## DATA FOR REVIEW

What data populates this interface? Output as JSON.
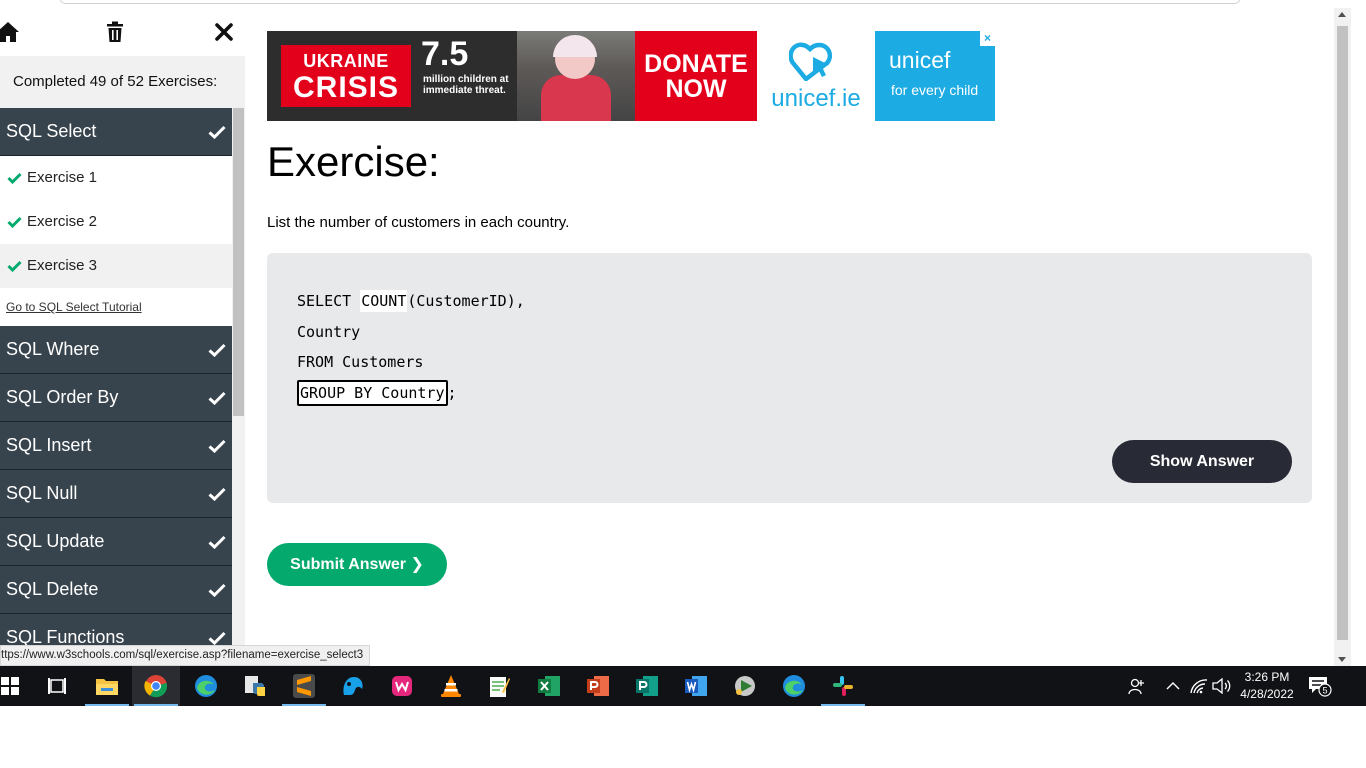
{
  "sidebar": {
    "progress_text": "Completed 49 of 52 Exercises:",
    "categories": [
      {
        "label": "SQL Select",
        "done": true
      },
      {
        "label": "SQL Where",
        "done": true
      },
      {
        "label": "SQL Order By",
        "done": true
      },
      {
        "label": "SQL Insert",
        "done": true
      },
      {
        "label": "SQL Null",
        "done": true
      },
      {
        "label": "SQL Update",
        "done": true
      },
      {
        "label": "SQL Delete",
        "done": true
      },
      {
        "label": "SQL Functions",
        "done": true
      }
    ],
    "exercises": [
      {
        "label": "Exercise 1",
        "done": true
      },
      {
        "label": "Exercise 2",
        "done": true
      },
      {
        "label": "Exercise 3",
        "done": true,
        "active": true
      }
    ],
    "tutorial_link": "Go to SQL Select Tutorial"
  },
  "status_url": "ttps://www.w3schools.com/sql/exercise.asp?filename=exercise_select3",
  "ad": {
    "crisis_line1": "UKRAINE",
    "crisis_line2": "CRISIS",
    "big_number": "7.5",
    "sub_text": "million children at immediate threat.",
    "donate_line1": "DONATE",
    "donate_line2": "NOW",
    "unicef_ie": "unicef.ie",
    "unicef_logo": "unicef",
    "unicef_tagline": "for every child",
    "close_label": "×"
  },
  "exercise": {
    "title": "Exercise:",
    "description": "List the number of customers in each country.",
    "code": {
      "line1_a": "SELECT ",
      "line1_fill": "COUNT",
      "line1_b": "(CustomerID),",
      "line2": "Country",
      "line3": "FROM Customers",
      "line4_blank": "GROUP BY Country",
      "line4_b": ";"
    },
    "show_answer": "Show Answer",
    "submit": "Submit Answer ❯"
  },
  "taskbar": {
    "time": "3:26 PM",
    "date": "4/28/2022",
    "notifications": "5"
  },
  "colors": {
    "sidebar_dark": "#38444d",
    "check_green": "#04aa6d",
    "submit_green": "#04aa6d",
    "show_answer_bg": "#282a35",
    "code_bg": "#e7e9eb",
    "unicef_blue": "#1cabe2",
    "donate_red": "#e3001b"
  }
}
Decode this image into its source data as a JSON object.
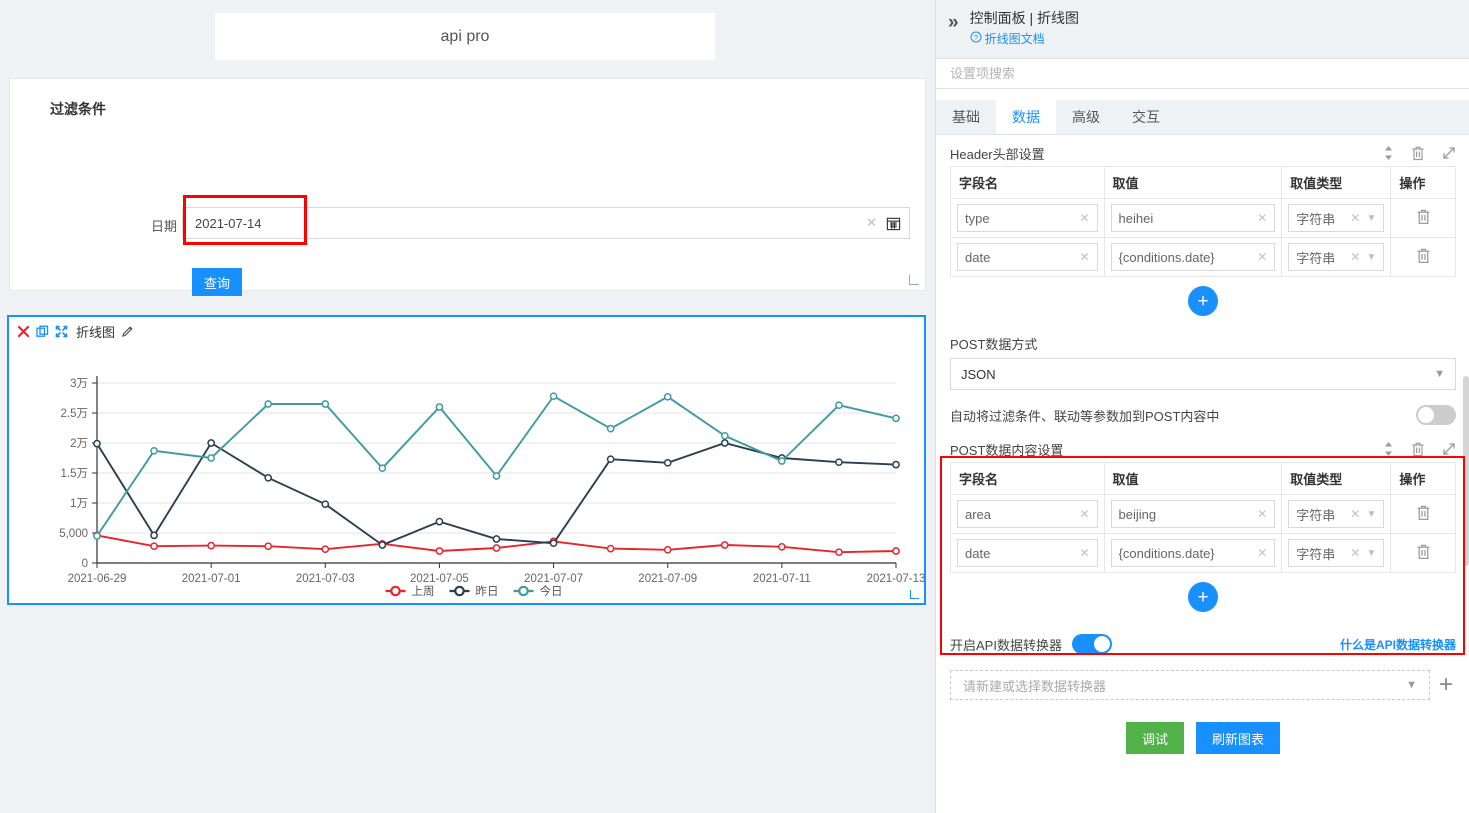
{
  "canvas": {
    "board_title": "api pro",
    "filter": {
      "title": "过滤条件",
      "date_label": "日期",
      "date_value": "2021-07-14",
      "date_clear_icon": "close-icon",
      "calendar_icon": "calendar-icon",
      "query_button": "查询"
    },
    "chart_widget": {
      "name": "折线图",
      "toolbar_icons": [
        "close-icon",
        "copy-icon",
        "fullscreen-icon",
        "edit-pencil-icon"
      ]
    }
  },
  "chart_data": {
    "type": "line",
    "title": "",
    "xlabel": "",
    "ylabel": "",
    "grid": true,
    "legend_position": "bottom",
    "ylim": [
      0,
      30000
    ],
    "ytick_labels": [
      "0",
      "5,000",
      "1万",
      "1.5万",
      "2万",
      "2.5万",
      "3万"
    ],
    "ytick_values": [
      0,
      5000,
      10000,
      15000,
      20000,
      25000,
      30000
    ],
    "x": [
      "2021-06-29",
      "2021-06-30",
      "2021-07-01",
      "2021-07-02",
      "2021-07-03",
      "2021-07-04",
      "2021-07-05",
      "2021-07-06",
      "2021-07-07",
      "2021-07-08",
      "2021-07-09",
      "2021-07-10",
      "2021-07-11",
      "2021-07-12",
      "2021-07-13"
    ],
    "xtick_labels": [
      "2021-06-29",
      "2021-07-01",
      "2021-07-03",
      "2021-07-05",
      "2021-07-07",
      "2021-07-09",
      "2021-07-11",
      "2021-07-13"
    ],
    "xtick_indices": [
      0,
      2,
      4,
      6,
      8,
      10,
      12,
      14
    ],
    "series": [
      {
        "name": "上周",
        "color": "#e8242c",
        "values": [
          4600,
          2800,
          2900,
          2800,
          2300,
          3200,
          2000,
          2500,
          3600,
          2400,
          2200,
          3000,
          2700,
          1800,
          2000
        ]
      },
      {
        "name": "昨日",
        "color": "#2b3f51",
        "values": [
          19900,
          4600,
          20000,
          14200,
          9800,
          3000,
          6900,
          4000,
          3300,
          17300,
          16700,
          20000,
          17500,
          16800,
          16400
        ]
      },
      {
        "name": "今日",
        "color": "#3f9ba1",
        "values": [
          4500,
          18700,
          17500,
          26500,
          26500,
          15800,
          26000,
          14500,
          27800,
          22400,
          27700,
          21200,
          17000,
          26300,
          24100
        ]
      }
    ]
  },
  "panel": {
    "collapse_icon": "double-chevron-right-icon",
    "title": "控制面板 | 折线图",
    "doc_icon": "question-circle-icon",
    "doc_link": "折线图文档",
    "search_placeholder": "设置项搜索",
    "tabs": [
      {
        "label": "基础",
        "active": false
      },
      {
        "label": "数据",
        "active": true
      },
      {
        "label": "高级",
        "active": false
      },
      {
        "label": "交互",
        "active": false
      }
    ],
    "section_icons": {
      "sort": "sort-updown-icon",
      "delete": "trash-icon",
      "expand": "expand-diagonal-icon"
    },
    "header_section": {
      "title": "Header头部设置",
      "columns": [
        "字段名",
        "取值",
        "取值类型",
        "操作"
      ],
      "rows": [
        {
          "field": "type",
          "value": "heihei",
          "type": "字符串"
        },
        {
          "field": "date",
          "value": "{conditions.date}",
          "type": "字符串"
        }
      ],
      "add_label": "+"
    },
    "post_method": {
      "label": "POST数据方式",
      "value": "JSON"
    },
    "auto_params": {
      "label": "自动将过滤条件、联动等参数加到POST内容中",
      "enabled": false
    },
    "post_section": {
      "title": "POST数据内容设置",
      "columns": [
        "字段名",
        "取值",
        "取值类型",
        "操作"
      ],
      "rows": [
        {
          "field": "area",
          "value": "beijing",
          "type": "字符串"
        },
        {
          "field": "date",
          "value": "{conditions.date}",
          "type": "字符串"
        }
      ],
      "add_label": "+"
    },
    "converter": {
      "label": "开启API数据转换器",
      "enabled": true,
      "help_link": "什么是API数据转换器",
      "select_placeholder": "请新建或选择数据转换器",
      "add_icon": "plus-icon"
    },
    "actions": {
      "debug": "调试",
      "refresh": "刷新图表"
    }
  },
  "colors": {
    "accent": "#1890ff",
    "green": "#52b24a",
    "highlight": "#ff0000"
  }
}
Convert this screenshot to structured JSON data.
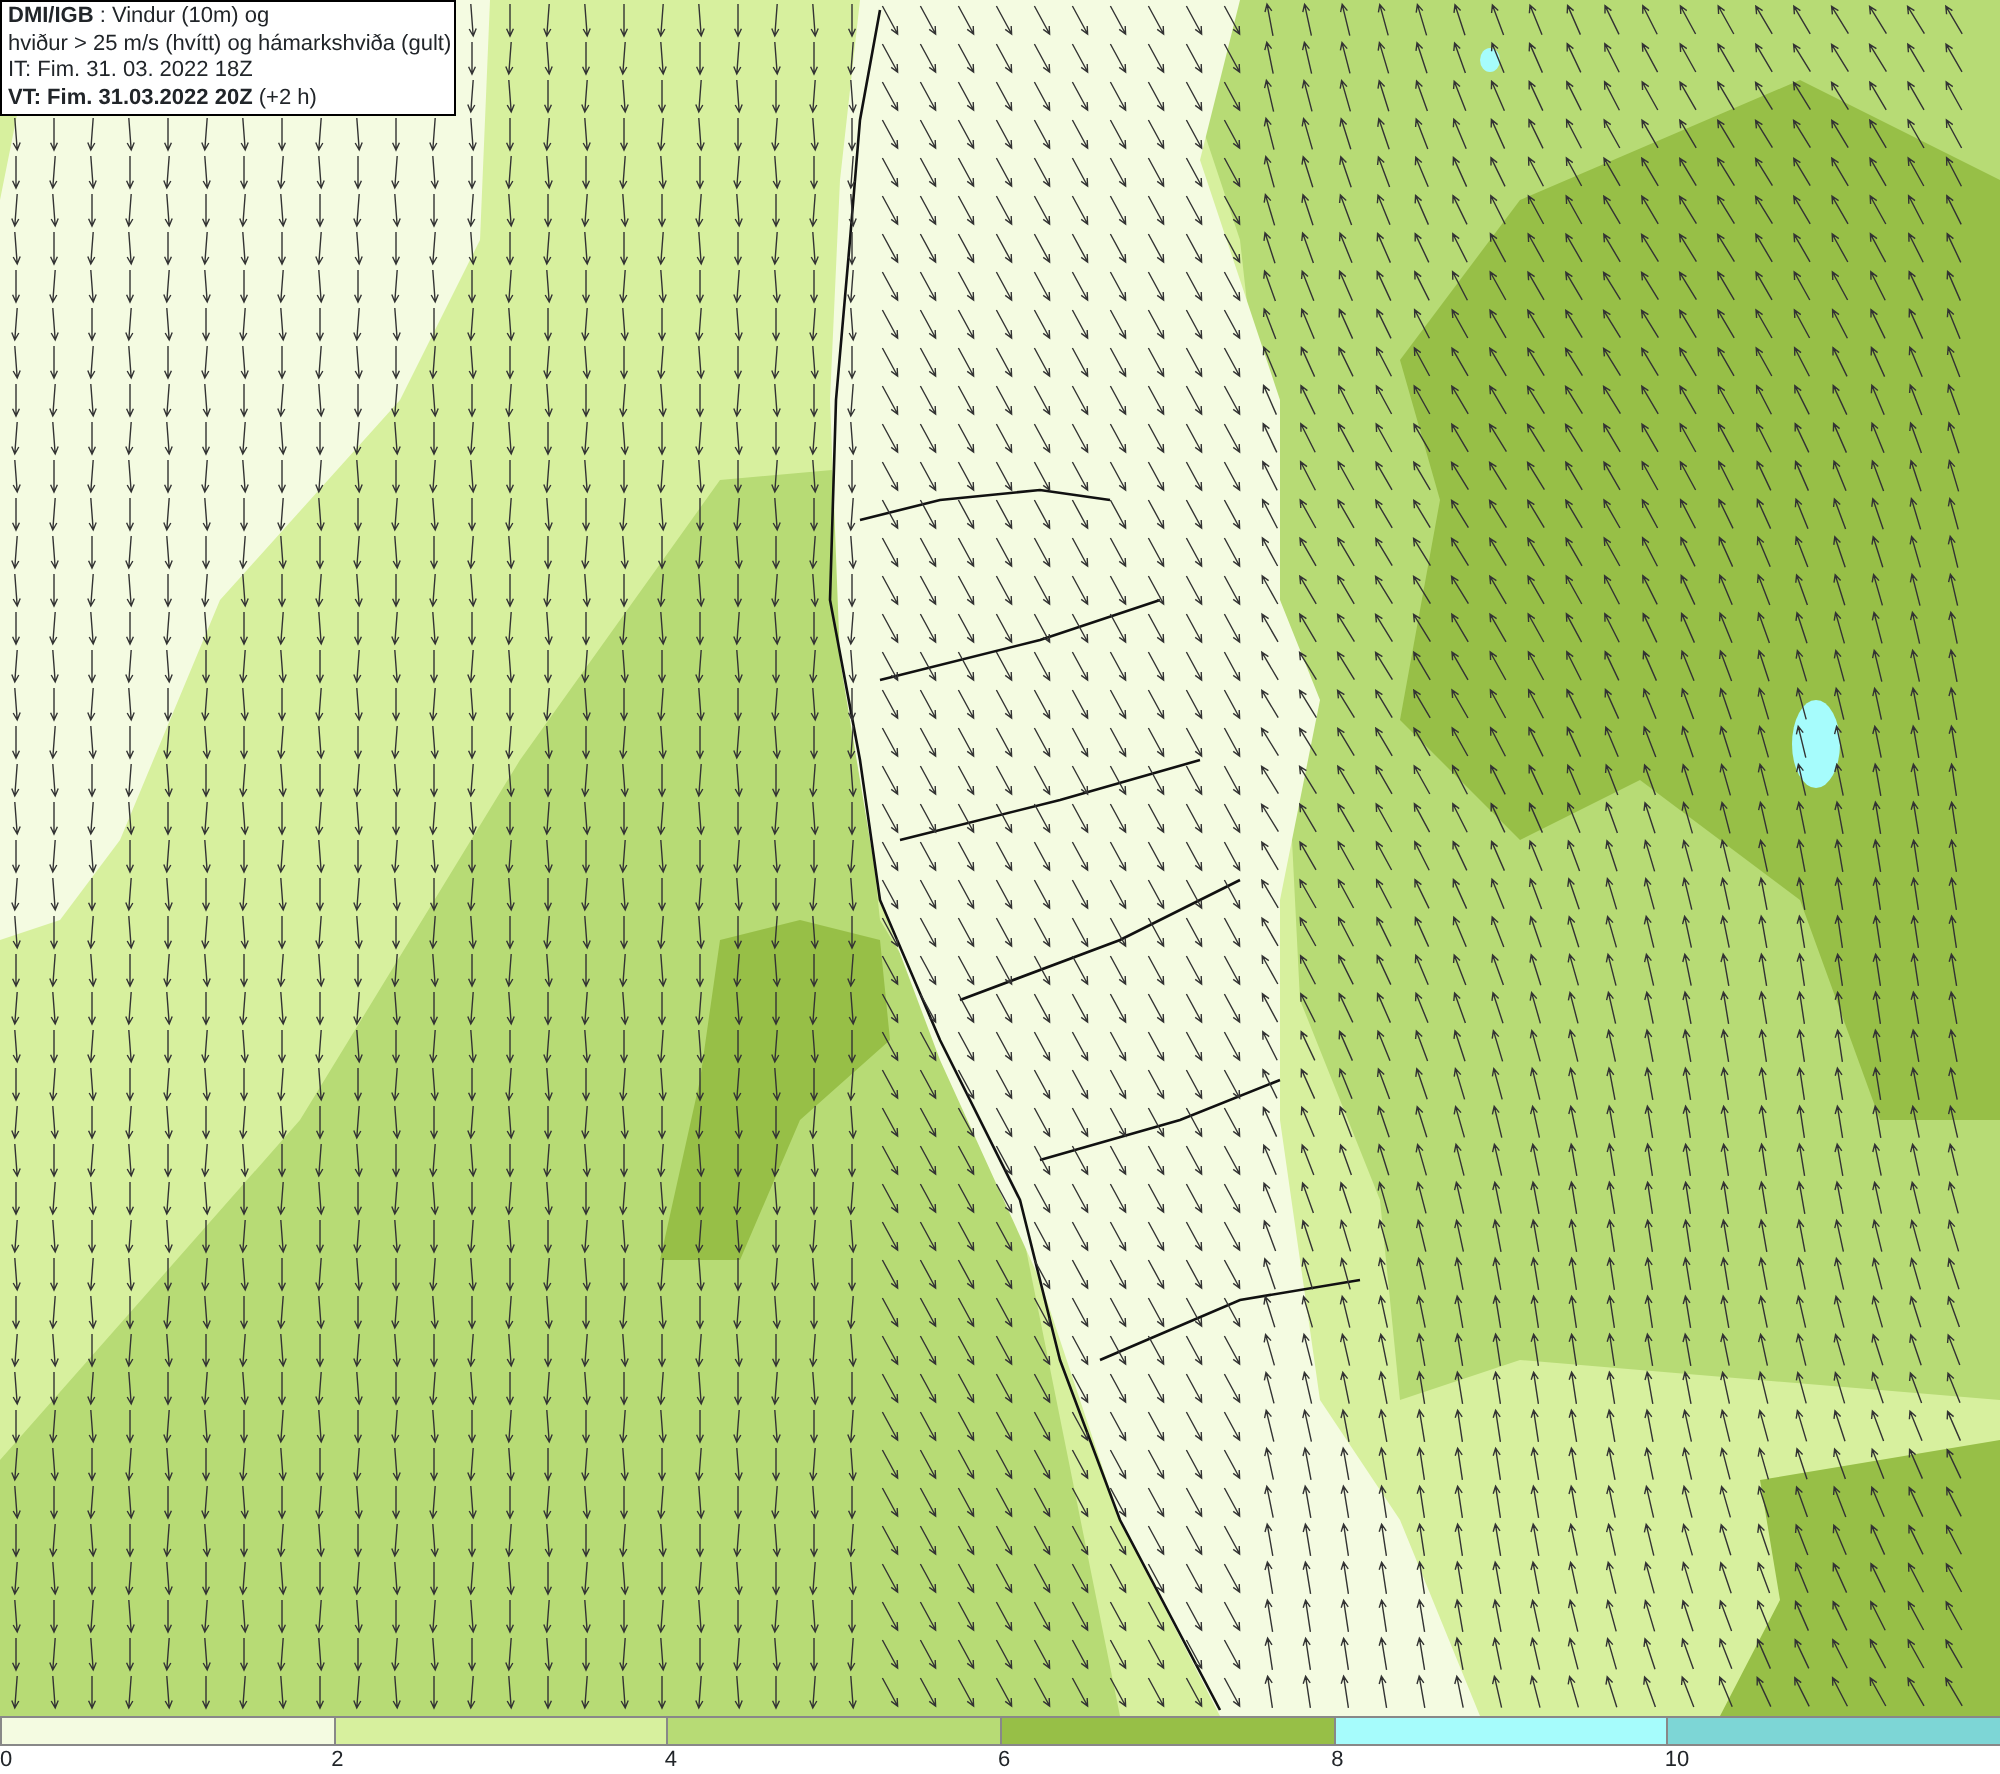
{
  "title_box": {
    "lines": [
      "**DMI/IGB** : Vindur (10m) og",
      "hviður > 25 m/s (hvítt) og hámarkshviða (gult)",
      "IT: Fim. 31. 03. 2022 18Z",
      "**VT: Fim. 31.03.2022 20Z** (+2 h)"
    ]
  },
  "legend": {
    "bins": [
      {
        "color": "#f4fbe1"
      },
      {
        "color": "#d7f09e"
      },
      {
        "color": "#b7db75"
      },
      {
        "color": "#97bf47"
      },
      {
        "color": "#a6fcfc"
      },
      {
        "color": "#7dd6d6"
      }
    ],
    "ticks": [
      "0",
      "2",
      "4",
      "6",
      "8",
      "10"
    ]
  }
}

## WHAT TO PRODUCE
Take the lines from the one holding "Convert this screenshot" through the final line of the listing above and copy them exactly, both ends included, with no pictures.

## RESULT BELOW
Convert this screenshot to structured JSON data.
{
  "title_box": {
    "lines": [
      "**DMI/IGB** : Vindur (10m) og",
      "hviður > 25 m/s (hvítt) og hámarkshviða (gult)",
      "IT: Fim. 31. 03. 2022 18Z",
      "**VT: Fim. 31.03.2022 20Z** (+2 h)"
    ]
  },
  "legend": {
    "bins": [
      {
        "color": "#f4fbe1"
      },
      {
        "color": "#d7f09e"
      },
      {
        "color": "#b7db75"
      },
      {
        "color": "#97bf47"
      },
      {
        "color": "#a6fcfc"
      },
      {
        "color": "#7dd6d6"
      }
    ],
    "ticks": [
      "0",
      "2",
      "4",
      "6",
      "8",
      "10"
    ]
  }
}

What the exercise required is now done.